3. What health conditions does my dog have, and how do I care for them?

4. Are there any tests that we should run to check for health issues?

5. Is my dog up-to-date on all necessary vaccines, and are there any other vaccines that you would recommend?

6. What flea and heartworm treatment would you recommend for my dog?

7. When should my dog come in for their next appointment?

If your dog’s age isn’t documented, your veterinarian could help estimate their age by physically examining them. They’ll check your dog’s teeth for tartar and wear, and look for other clues like cloudy eyes or gray fur to give you a ballpark age.

a veterinarian checking a sick dog using a stethoscope

Final Thoughts

Like any other dog, adult dogs need a home and a responsible, loving owner to care for them. Some may appear shy, scared, or aggressive, but that’s always because most adult dogs stay longer in shelters than younger ones. Remember, their initial reactions or emotions when you first meet them don’t mean they’re bad dogs.

woman drinking tea while it rains

Adopting a grown-up dog is a big deal and a huge commitment – a decision that should be made carefully.
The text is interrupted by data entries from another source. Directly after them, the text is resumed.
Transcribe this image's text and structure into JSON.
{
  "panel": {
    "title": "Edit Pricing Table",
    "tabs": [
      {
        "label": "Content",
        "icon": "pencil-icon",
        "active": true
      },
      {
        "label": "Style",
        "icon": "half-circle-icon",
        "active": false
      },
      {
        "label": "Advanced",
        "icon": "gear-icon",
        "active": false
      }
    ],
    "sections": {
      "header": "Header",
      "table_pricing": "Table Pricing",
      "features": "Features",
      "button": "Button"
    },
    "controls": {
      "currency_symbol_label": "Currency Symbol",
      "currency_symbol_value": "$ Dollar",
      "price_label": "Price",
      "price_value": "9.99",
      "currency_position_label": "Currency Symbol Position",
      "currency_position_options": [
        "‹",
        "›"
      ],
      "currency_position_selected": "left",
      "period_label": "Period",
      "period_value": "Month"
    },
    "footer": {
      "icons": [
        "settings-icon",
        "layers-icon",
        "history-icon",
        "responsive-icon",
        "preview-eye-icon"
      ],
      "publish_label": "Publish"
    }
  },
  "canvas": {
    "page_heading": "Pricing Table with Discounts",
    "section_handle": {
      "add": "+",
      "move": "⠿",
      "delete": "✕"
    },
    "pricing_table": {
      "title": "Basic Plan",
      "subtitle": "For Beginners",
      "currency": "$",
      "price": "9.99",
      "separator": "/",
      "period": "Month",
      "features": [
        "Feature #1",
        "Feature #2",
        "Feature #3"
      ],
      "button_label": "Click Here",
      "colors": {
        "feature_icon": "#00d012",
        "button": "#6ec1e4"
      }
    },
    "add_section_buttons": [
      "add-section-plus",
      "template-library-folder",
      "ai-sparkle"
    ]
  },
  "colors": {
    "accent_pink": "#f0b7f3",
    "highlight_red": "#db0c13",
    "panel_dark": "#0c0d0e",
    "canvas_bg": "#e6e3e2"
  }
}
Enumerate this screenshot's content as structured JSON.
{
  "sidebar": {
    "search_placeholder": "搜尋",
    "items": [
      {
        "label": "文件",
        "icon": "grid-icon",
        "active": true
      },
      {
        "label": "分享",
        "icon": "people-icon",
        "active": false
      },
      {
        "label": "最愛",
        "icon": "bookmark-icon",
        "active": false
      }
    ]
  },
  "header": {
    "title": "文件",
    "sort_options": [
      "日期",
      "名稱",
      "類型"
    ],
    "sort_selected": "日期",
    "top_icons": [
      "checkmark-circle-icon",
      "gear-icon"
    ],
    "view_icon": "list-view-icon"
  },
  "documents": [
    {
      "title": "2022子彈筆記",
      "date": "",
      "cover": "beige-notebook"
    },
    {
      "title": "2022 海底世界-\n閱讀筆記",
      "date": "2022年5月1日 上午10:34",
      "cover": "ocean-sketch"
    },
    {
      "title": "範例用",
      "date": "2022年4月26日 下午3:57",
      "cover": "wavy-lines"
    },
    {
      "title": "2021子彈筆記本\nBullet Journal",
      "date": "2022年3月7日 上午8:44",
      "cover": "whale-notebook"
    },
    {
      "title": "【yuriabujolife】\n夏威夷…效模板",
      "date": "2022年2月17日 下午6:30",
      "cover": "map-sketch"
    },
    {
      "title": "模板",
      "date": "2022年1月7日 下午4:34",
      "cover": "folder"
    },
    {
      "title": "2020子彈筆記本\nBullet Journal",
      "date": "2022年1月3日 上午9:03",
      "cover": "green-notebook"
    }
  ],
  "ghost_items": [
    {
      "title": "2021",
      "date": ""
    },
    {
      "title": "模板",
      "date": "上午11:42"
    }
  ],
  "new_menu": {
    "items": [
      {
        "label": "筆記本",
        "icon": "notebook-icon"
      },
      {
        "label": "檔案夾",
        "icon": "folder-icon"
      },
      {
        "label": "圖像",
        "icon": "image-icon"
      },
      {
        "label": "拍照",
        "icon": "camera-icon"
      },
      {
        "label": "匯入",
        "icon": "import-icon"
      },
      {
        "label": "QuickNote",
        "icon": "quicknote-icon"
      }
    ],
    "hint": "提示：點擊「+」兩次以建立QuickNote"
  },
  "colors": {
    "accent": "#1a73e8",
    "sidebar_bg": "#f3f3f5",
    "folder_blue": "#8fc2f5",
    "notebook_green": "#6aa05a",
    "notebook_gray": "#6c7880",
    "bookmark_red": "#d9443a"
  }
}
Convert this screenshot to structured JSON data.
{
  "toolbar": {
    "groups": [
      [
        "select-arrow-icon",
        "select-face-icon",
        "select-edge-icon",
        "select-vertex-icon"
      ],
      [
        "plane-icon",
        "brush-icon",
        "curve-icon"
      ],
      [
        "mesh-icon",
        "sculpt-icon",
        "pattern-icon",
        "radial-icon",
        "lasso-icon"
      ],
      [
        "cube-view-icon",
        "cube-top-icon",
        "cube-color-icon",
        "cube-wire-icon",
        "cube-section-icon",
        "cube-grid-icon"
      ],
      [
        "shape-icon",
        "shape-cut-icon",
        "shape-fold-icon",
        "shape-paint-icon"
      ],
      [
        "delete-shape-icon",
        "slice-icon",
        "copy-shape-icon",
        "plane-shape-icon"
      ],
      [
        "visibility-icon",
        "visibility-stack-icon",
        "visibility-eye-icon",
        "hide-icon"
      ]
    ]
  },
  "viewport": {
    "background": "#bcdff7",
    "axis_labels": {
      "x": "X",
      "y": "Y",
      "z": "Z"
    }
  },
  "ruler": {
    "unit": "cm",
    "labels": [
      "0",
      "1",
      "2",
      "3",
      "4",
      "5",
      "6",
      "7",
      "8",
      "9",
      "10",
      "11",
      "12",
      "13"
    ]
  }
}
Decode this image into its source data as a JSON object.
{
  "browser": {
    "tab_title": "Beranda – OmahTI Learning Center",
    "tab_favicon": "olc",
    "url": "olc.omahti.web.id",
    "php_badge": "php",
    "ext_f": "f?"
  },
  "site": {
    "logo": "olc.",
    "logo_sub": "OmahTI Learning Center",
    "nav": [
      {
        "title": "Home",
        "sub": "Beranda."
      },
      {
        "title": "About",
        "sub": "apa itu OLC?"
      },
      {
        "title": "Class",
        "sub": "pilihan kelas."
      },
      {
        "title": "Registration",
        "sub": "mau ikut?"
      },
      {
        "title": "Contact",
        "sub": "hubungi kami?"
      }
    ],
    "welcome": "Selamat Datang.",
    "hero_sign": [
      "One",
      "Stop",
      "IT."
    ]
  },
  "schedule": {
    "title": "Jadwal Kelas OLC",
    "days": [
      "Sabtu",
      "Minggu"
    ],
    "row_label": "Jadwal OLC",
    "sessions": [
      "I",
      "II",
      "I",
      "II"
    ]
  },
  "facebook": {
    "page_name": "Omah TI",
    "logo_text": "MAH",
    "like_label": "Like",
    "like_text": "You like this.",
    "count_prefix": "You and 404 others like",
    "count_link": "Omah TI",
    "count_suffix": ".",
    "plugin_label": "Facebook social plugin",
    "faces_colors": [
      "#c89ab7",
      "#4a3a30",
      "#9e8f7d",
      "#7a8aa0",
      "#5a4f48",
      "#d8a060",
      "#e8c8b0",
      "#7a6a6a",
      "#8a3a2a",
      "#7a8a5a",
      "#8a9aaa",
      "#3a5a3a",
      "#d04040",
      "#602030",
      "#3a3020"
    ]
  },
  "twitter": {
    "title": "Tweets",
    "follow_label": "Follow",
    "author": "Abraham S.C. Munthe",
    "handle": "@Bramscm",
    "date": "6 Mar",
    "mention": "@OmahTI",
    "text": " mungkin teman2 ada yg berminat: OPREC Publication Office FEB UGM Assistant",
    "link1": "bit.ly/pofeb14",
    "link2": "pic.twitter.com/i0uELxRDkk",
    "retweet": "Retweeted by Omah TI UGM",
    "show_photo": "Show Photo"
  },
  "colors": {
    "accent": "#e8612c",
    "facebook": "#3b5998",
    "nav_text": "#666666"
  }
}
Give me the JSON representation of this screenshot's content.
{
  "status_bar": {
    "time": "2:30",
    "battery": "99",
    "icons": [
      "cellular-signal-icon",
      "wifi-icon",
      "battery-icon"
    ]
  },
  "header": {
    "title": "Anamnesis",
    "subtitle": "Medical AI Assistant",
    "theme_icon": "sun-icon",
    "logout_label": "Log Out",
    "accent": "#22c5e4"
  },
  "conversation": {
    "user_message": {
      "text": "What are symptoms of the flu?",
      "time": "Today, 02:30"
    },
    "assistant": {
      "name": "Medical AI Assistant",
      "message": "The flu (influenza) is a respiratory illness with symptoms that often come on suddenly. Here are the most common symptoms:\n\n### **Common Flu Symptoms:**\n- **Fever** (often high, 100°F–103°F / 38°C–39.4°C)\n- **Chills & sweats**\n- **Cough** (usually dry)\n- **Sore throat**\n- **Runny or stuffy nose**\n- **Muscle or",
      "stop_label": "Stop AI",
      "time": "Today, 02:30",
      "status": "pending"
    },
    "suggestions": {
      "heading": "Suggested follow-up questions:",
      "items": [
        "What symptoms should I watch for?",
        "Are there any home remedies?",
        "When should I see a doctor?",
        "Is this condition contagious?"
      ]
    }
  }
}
When adopting an adult dog, keep an open mind and heart. And most importantly, don’t forget to keep these tips and considerations in mind before taking the plunge and bringing your new furry friend home.

With a little preparation, patience, and love, adopting an adult dog can be an incredibly rewarding experience for both you and your new companion. So, what are you waiting for? Head to your local shelter and find your perfect match today!


About Helen K. White

As someone who deeply believes in the power of adoption and fostering, I've seen firsthand how it can change lives—for both animals and humans alike. Through heartwarming stories and practical tips, I'm here to share insights, advice, and resources to support you every step of the way. With years of experience volunteering at shelters, fostering countless furry pals, and helping families find their perfect pet match, I bring a wealth of knowledge and passion to the table. Whether you're thinking about adoption, navigating the foster journey, or just looking for heartwarming tales to brighten your day, I've got you covered.